Consider the natural alternative

Construction worker thermally insulating eco-wood frame house with wood fiber plates and heat-isolating natural hemp material. Finishing the walls with a white wooden board, using laser line level.

There are many benefits and possibilities for using natural ecological materials in building construction. Such materials are becoming increasingly available. However, many people are wary about using these alternative solutions when architects, builders and even official bodies tell them that it is better to use the standard synthetic and plastic materials that are currently mainstream.

Many people want to live in a healthy, thermally efficient house but find the array of options available confusing. Some assume that the place to start is to spend a lot of money on expensive technology such as solar panels, heat pumps and heat recovery systems. While these should not be ruled out, it is important to start with the fabric of the building. If a house is well insulated you can save a lot of money on heating and this is far more effective than fancy alternative technology. This applies to building a new house or renovating an existing one. Natural materials can easily be part of the fabric of a building. 

Various ecological insulations: cork, sheep wool, wood fiber, coconut fiber

The advantage of constructing and renovating buildings using natural materials is that they do not contain toxic chemicals and, in many cases, are more effective and easier to apply. Natural materials are usually vapour permeable (breathable) and thus less prone to mould and damp; they can ensure good indoor air quality and create an attractive natural feel to the house. At Rachel Bevan Architects, we are using timber, wood fibre, hemp fibre, hempcrete, sheep’s wool and many more materials which are widely available, and there are plenty of examples of their successful use. 

Despite the many benefits of natural, ecological materials, some people remain nervous about using them, preferring to stick with concrete and flammable petrochemical materials. Architects, builders, friends and relations and so on will tell them that they should stick to tried-and-tested solutions and that natural materials are too expensive and not reliable. Some excellent imported natural materials can be more expensive than they should be, as they are made in other European countries, but when we build with hempcrete, for instance, we are using hemp from Yorkshire and a lime binder from Northern Ireland or Shropshire. Some hempcrete materials are imported from France and Belgium but it is better to use local materials. We can keep the cost of houses and renovation schemes using ecological materials close to conventional products’. 


In order to understand the benefits of natural ecological materials it is necessary to look at the negative aspects of current forms of building and renovating. Using petrochemical synthetic materials such as polyurethane, poly-isocyanurate, expanded polystyrene, spray foam and many more buildings can introduce an unnecessary amount of hazardous chemicals into the building and the lives of the inhabitants.
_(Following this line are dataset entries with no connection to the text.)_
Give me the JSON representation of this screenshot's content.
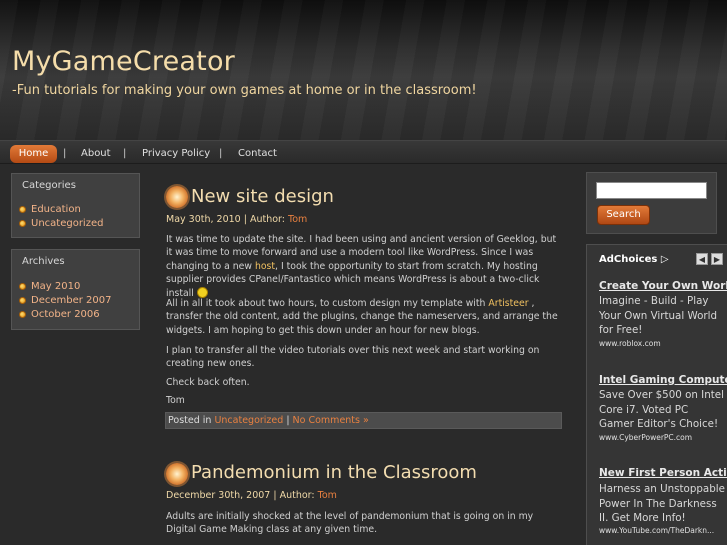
{
  "site": {
    "title": "MyGameCreator",
    "tagline": "-Fun tutorials for making your own games at home or in the classroom!"
  },
  "nav": {
    "items": [
      "Home",
      "About",
      "Privacy Policy",
      "Contact"
    ],
    "separator": "|"
  },
  "sidebar": {
    "categories": {
      "title": "Categories",
      "items": [
        "Education",
        "Uncategorized"
      ]
    },
    "archives": {
      "title": "Archives",
      "items": [
        "May 2010",
        "December 2007",
        "October 2006"
      ]
    }
  },
  "posts": [
    {
      "title": "New site design",
      "date": "May 30th, 2010",
      "author_label": "| Author:",
      "author": "Tom",
      "p1_a": "It was time to update the site. I had been using and ancient version of Geeklog, but it was time to move forward and use a modern tool like WordPress. Since I was changing to a new ",
      "p1_link": "host",
      "p1_b": ", I took the opportunity to start from scratch. My hosting supplier provides CPanel/Fantastico which means WordPress is about a two-click install ",
      "p2_a": "All in all it took about two hours, to custom design my template with ",
      "p2_link": "Artisteer",
      "p2_b": " , transfer the old content, add the plugins, change the nameservers, and arrange the widgets. I am hoping to get this down under an hour for new blogs.",
      "p3": "I plan to transfer all the video tutorials over this next week and start working on creating new ones.",
      "p4": "Check back often.",
      "p5": "Tom",
      "footer_prefix": "Posted in ",
      "footer_category": "Uncategorized",
      "footer_sep": " | ",
      "footer_comments": "No Comments »"
    },
    {
      "title": "Pandemonium in the Classroom",
      "date": "December 30th, 2007",
      "author_label": "| Author:",
      "author": "Tom",
      "p1": "Adults are initially shocked at the level of pandemonium that is going on in my Digital Game Making class at any given time."
    }
  ],
  "search": {
    "button_label": "Search",
    "value": ""
  },
  "ads": {
    "choices_label": "AdChoices",
    "items": [
      {
        "title": "Create Your Own World",
        "body": "Imagine - Build - Play Your Own Virtual World for Free!",
        "url": "www.roblox.com"
      },
      {
        "title": "Intel Gaming Computer",
        "body": "Save Over $500 on Intel Core i7. Voted PC Gamer Editor's Choice!",
        "url": "www.CyberPowerPC.com"
      },
      {
        "title": "New First Person Action",
        "body": "Harness an Unstoppable Power In The Darkness II. Get More Info!",
        "url": "www.YouTube.com/TheDarkn..."
      }
    ]
  },
  "colors": {
    "accent": "#e27a38",
    "title_text": "#f5ddaa",
    "link": "#f0c060",
    "background": "#2a2a2a"
  }
}
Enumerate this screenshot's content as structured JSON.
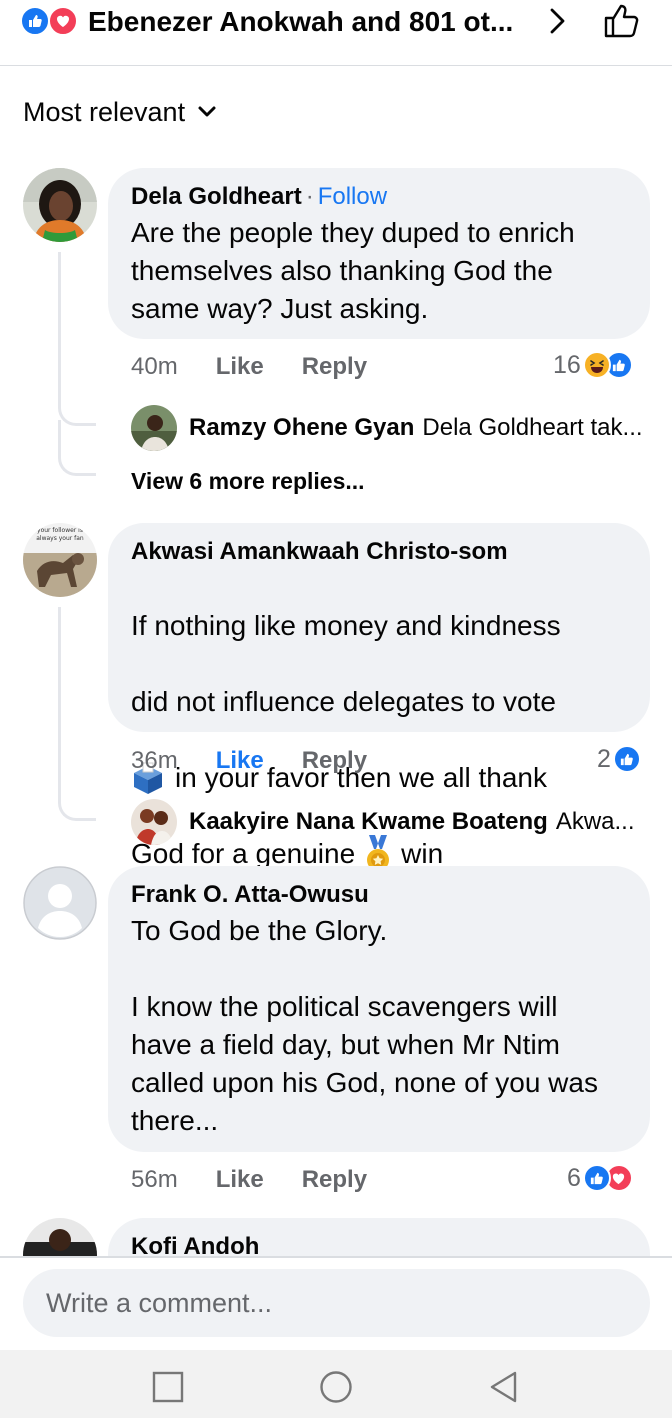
{
  "header": {
    "title": "Ebenezer Anokwah and 801 ot...",
    "icons": [
      "like-reaction-icon",
      "love-reaction-icon",
      "chevron-right-icon",
      "thumbs-up-outline-icon"
    ]
  },
  "sort": {
    "label": "Most relevant"
  },
  "comments": [
    {
      "name": "Dela Goldheart",
      "separator": "·",
      "follow": "Follow",
      "text": "Are the people they duped to enrich\nthemselves also thanking God the\nsame way? Just asking.",
      "time": "40m",
      "like": "Like",
      "reply": "Reply",
      "count": "16",
      "reply_preview": {
        "name": "Ramzy Ohene Gyan",
        "text": "Dela Goldheart tak..."
      },
      "view_more": "View 6 more replies..."
    },
    {
      "name": "Akwasi Amankwaah Christo-som",
      "text_1": "If nothing like money and kindness",
      "text_2": "did not influence delegates to vote",
      "text_3": "in your favor then we all thank",
      "text_4a": "God for a genuine",
      "text_4b": "win",
      "time": "36m",
      "like": "Like",
      "reply": "Reply",
      "count": "2",
      "avatar_caption_1": "your follower is",
      "avatar_caption_2": "always your fan",
      "reply_preview": {
        "name": "Kaakyire Nana Kwame Boateng",
        "text": "Akwa..."
      }
    },
    {
      "name": "Frank O. Atta-Owusu",
      "text": "To God be the Glory.\n\nI know the political scavengers will\nhave a field day, but when Mr Ntim\ncalled upon his God, none of you was\nthere...",
      "time": "56m",
      "like": "Like",
      "reply": "Reply",
      "count": "6"
    },
    {
      "name": "Kofi Andoh"
    }
  ],
  "compose": {
    "placeholder": "Write a comment..."
  },
  "colors": {
    "accent": "#1877f2",
    "love": "#f33e58",
    "bubble": "#f0f2f5",
    "muted": "#65676b"
  }
}
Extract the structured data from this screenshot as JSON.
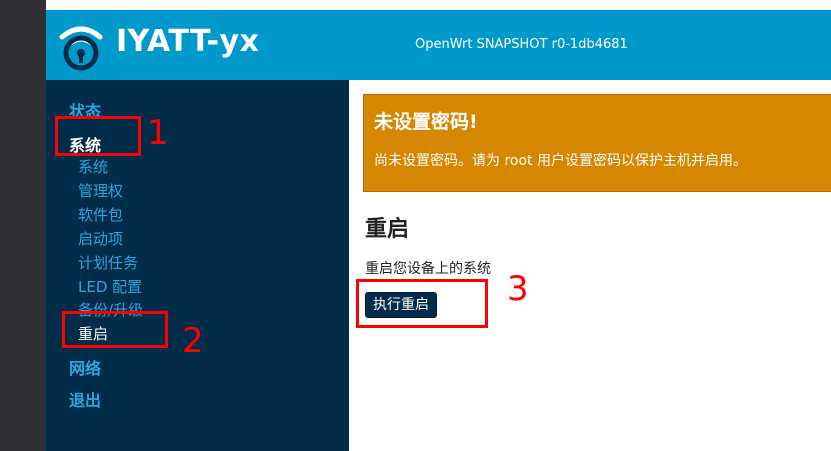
{
  "header": {
    "brand": "IYATT-yx",
    "version": "OpenWrt SNAPSHOT r0-1db4681",
    "logo_icon": "wifi-logo-icon"
  },
  "sidebar": {
    "status": "状态",
    "system": "系统",
    "system_items": [
      "系统",
      "管理权",
      "软件包",
      "启动项",
      "计划任务",
      "LED 配置",
      "备份/升级",
      "重启"
    ],
    "network": "网络",
    "logout": "退出"
  },
  "alert": {
    "title": "未设置密码!",
    "message": "尚未设置密码。请为 root 用户设置密码以保护主机并启用。"
  },
  "main": {
    "title": "重启",
    "description": "重启您设备上的系统",
    "reboot_button": "执行重启"
  },
  "annotations": [
    "1",
    "2",
    "3"
  ],
  "colors": {
    "header_bg": "#0099cc",
    "sidebar_bg": "#012c4a",
    "alert_bg": "#d68600",
    "annotation": "#ff0000"
  }
}
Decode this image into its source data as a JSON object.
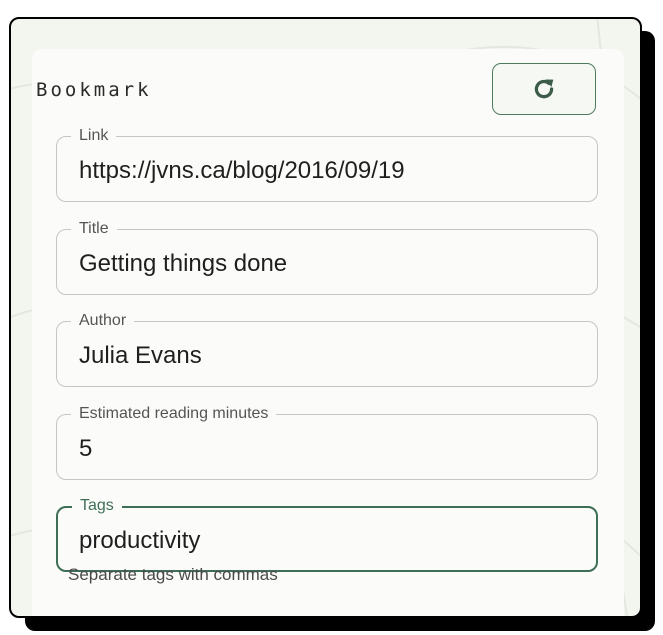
{
  "card": {
    "title": "Bookmark",
    "refresh_icon": "refresh-icon"
  },
  "fields": {
    "link": {
      "label": "Link",
      "value": "https://jvns.ca/blog/2016/09/19"
    },
    "title": {
      "label": "Title",
      "value": "Getting things done"
    },
    "author": {
      "label": "Author",
      "value": "Julia Evans"
    },
    "minutes": {
      "label": "Estimated reading minutes",
      "value": "5"
    },
    "tags": {
      "label": "Tags",
      "value": "productivity",
      "helper": "Separate tags with commas"
    }
  },
  "colors": {
    "accent": "#3f6e56",
    "background": "#f3f5ef",
    "card": "#fbfcf9"
  }
}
The manufacturers of these insulation materials will tell you that they are more effective, efficient and not dangerous, but doubts have been cast during the Grenfell enquiry, following the fire that killed 72 people. Sealing houses up with air-tight membranes can lead to a range of unintended consequences such as increased mould and poor air quality.

We are now able to use affordable scientific tests to check the indoor air pollutants in houses, and it is not unusual to find that these are well over the safe levels set by the World Health Organisation and other bodies. The UK Government Agency DEFRA has just issued a 142-page report on the importance of indoor air quality problems. 

Picture of fresh mix of hempcrete (hemp concrete) being cast into a cube mould.

The hempcrete cottage that we built in County Down 12 years ago has been a useful test bed. The house needs very little energy to keep warm and we have tested it for air tightness and cold bridging. Over the past year, it has been monitored by University of Ulster and so we have data showing how relative humidity stayed the same all year round, whatever the weather conditions or occupancy. People who stay in the house – as it is let as a holiday cottage – comment on the beneficial air quality and some have even gone on to build their own hempcrete houses. 

If you want to know more details about all the natural building options that are available, my book, Natural Building Techniques, (Crowood Press), explains all the different materials and techniques and also lists suppliers.


The Author

Tom Woolley is an Architect working for Rachel Bevan Architects in County Down. He was Professor of Architecture at Queens University from 1991 -2007 and has been a visiting Professor in England, Wales, Sweden and Malaysia. He was chair of the Northern Ireland Building Regulations Advisory Committee and also a member of the NI Ministerial Advisory Group for Architecture. He is chair of the UK Clean Air Steering Committee and the All Party Parliamentary Forum on Carbon Monoxide.